A PIN photodiode is a type of semiconductor photodiode that operates based on the principle of the internal photoelectric effect to detect light. It consists of three main layers: P-type (positively doped) semiconductor, intrinsic (lightly doped) semiconductor, and N-type (negatively doped) semiconductor, forming a structure similar to a PIN junction.
Here's a breakdown of its operation:
P-Type Layer: The P-type layer is doped with a material that introduces positively charged holes as majority carriers.
Intrinsic Layer: The intrinsic layer, also known as the depletion region, is lightly doped and acts as the sensing region. It is sandwiched between the P and N-type layers and has a relatively narrow width.
N-Type Layer: The N-type layer is doped with a material that introduces negatively charged electrons as majority carriers.
When no external voltage is applied (reverse bias), the diode is in its natural state, and a depletion region is formed in the intrinsic layer due to the diffusion of carriers from the P and N-type regions.
Light Detection Process:
Incident Light: When photons of light strike the intrinsic layer, some of them get absorbed by the semiconductor material.
Generation of Electron-Hole Pairs: The absorbed photons transfer their energy to electrons in the valence band of the semiconductor, promoting them to the conduction band. This process creates electron-hole pairs within the intrinsic layer.
Separation of Carriers: Due to the electric field created by the reverse bias voltage, the newly generated electron-hole pairs are separated. Electrons are pushed towards the N-type region, and holes are pushed towards the P-type region.
Current Flow: The separation of carriers results in a photocurrent, which is a flow of electrons from the N-type layer to the P-type layer. This photocurrent is proportional to the intensity of the incident light.
Detection and Amplification: The generated photocurrent can be detected and amplified by external electronic circuitry. This amplified signal can be further processed to provide information about the intensity of the incident light.
Use in Light Detection:
PIN photodiodes are widely used in various applications for light detection due to their advantages, such as high sensitivity, low noise, and fast response time.
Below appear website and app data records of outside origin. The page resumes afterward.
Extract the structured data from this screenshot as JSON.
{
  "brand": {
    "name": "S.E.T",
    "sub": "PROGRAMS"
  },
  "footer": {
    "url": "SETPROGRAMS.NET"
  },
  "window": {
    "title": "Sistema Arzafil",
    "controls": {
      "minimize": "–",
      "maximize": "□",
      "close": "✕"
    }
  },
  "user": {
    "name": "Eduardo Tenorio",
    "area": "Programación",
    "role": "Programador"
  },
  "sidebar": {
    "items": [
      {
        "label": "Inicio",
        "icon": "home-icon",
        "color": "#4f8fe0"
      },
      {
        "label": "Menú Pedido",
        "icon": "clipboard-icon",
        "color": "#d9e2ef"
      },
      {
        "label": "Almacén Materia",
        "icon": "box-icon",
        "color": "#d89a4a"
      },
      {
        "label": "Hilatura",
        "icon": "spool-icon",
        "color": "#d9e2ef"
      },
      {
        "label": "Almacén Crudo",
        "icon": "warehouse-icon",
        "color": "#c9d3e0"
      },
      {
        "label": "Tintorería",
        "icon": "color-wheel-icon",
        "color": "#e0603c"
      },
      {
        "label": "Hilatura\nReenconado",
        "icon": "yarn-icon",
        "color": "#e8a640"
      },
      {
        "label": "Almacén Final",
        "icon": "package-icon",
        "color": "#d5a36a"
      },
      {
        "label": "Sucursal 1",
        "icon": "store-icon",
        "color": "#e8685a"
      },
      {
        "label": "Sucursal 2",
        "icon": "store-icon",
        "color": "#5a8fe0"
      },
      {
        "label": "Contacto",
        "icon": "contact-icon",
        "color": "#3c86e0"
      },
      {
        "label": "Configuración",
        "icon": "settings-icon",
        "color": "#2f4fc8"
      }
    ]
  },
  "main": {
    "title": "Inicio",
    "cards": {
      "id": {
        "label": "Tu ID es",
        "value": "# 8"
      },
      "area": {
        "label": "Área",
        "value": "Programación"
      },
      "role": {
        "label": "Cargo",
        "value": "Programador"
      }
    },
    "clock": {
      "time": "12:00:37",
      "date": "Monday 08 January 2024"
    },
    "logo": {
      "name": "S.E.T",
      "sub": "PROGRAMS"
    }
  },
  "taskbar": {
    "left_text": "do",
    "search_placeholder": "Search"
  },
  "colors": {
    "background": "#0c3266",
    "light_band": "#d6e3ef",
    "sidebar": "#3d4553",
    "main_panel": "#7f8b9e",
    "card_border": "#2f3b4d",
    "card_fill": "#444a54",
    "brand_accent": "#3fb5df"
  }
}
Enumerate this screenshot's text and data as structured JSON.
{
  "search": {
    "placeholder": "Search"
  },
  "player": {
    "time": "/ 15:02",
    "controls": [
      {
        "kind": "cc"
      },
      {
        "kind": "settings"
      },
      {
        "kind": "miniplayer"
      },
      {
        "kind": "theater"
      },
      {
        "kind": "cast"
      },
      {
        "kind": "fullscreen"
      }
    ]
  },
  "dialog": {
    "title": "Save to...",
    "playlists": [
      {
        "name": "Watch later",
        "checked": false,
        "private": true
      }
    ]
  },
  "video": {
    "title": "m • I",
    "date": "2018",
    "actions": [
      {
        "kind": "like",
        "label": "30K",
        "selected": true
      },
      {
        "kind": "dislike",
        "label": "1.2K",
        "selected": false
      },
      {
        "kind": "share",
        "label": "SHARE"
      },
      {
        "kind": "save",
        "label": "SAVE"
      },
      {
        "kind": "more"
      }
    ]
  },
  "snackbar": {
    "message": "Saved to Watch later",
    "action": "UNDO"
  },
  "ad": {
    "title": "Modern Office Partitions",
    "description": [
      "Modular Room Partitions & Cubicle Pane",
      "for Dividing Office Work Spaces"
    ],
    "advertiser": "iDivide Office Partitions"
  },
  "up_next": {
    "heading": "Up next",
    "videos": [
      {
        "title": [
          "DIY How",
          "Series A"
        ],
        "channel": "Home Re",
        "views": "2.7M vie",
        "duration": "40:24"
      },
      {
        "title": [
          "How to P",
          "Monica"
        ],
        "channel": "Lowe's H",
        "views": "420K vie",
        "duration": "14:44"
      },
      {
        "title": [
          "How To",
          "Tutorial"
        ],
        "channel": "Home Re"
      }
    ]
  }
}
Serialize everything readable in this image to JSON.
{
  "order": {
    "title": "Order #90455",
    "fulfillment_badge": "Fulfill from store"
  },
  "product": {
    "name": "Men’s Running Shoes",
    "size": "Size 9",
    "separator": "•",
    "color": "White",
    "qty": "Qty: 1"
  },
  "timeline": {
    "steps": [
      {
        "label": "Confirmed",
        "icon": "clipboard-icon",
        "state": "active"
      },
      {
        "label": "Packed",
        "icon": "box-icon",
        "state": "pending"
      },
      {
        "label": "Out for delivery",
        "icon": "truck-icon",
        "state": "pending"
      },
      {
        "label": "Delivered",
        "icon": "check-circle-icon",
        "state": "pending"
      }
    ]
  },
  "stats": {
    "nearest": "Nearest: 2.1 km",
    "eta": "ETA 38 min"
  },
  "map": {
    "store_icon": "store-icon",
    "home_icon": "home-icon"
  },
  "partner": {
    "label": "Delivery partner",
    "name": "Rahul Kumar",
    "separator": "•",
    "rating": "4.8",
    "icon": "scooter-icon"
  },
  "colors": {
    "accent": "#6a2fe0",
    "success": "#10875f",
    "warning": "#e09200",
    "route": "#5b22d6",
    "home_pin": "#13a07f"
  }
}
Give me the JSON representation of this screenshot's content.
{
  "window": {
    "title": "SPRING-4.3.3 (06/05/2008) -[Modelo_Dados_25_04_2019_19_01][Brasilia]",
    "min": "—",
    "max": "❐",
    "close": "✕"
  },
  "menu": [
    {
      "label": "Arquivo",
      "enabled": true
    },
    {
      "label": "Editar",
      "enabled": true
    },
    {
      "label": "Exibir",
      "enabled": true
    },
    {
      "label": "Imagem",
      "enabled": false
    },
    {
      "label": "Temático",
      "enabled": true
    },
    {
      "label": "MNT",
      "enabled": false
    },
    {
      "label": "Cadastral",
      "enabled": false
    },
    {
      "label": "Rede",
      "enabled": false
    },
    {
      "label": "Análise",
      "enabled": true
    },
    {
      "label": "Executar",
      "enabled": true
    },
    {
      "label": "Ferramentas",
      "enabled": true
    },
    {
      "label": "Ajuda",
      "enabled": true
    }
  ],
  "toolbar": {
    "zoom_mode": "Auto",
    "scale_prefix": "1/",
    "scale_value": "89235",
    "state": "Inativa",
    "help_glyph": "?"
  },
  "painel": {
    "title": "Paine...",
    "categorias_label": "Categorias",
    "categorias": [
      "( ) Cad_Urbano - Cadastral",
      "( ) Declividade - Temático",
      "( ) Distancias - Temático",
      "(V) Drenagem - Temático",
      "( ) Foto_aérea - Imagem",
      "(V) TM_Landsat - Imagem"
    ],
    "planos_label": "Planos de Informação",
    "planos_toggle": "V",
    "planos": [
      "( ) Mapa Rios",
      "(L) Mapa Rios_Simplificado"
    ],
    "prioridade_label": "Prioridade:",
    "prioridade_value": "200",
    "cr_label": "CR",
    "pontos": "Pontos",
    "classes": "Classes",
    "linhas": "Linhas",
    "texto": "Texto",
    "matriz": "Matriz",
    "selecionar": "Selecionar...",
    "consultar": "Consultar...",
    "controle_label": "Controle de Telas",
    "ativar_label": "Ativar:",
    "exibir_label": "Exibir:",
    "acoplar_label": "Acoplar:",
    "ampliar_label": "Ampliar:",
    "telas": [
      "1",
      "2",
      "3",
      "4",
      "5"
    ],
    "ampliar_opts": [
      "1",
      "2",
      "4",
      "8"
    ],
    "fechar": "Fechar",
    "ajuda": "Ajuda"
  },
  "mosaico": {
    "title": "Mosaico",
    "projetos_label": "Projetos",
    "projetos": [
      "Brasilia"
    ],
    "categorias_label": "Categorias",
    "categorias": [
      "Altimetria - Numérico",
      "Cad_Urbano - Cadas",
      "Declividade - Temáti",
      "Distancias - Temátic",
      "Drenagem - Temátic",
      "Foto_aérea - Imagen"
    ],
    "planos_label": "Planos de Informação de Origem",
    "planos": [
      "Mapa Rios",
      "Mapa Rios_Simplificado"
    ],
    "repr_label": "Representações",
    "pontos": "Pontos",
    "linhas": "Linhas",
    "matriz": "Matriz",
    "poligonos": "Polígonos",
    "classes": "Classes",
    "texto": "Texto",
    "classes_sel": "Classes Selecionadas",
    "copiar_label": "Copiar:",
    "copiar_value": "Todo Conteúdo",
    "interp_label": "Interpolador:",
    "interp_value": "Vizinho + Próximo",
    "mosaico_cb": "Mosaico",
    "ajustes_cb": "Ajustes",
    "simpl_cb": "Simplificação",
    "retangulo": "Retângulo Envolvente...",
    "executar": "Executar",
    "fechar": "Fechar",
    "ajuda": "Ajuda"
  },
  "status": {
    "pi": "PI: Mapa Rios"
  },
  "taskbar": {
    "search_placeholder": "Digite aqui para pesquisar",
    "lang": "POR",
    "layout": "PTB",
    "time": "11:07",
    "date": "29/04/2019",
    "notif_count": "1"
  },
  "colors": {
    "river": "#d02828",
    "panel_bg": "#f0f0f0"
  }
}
Some common applications include:
Optical Communications: PIN photodiodes are used as photodetectors in fiber optic communication systems to convert optical signals into electrical signals.
Photovoltaic Applications: In solar cells, PIN photodiodes are used to convert light energy into electrical energy.
Photometry and Imaging: They are used in photometric instruments and imaging devices to measure light intensity and capture images.
Barcode Readers and Sensors: PIN photodiodes are employed in barcode readers, optical encoders, and other sensor applications.
Overall, the PIN photodiode is a versatile and essential component for many light detection and measurement systems in various industries.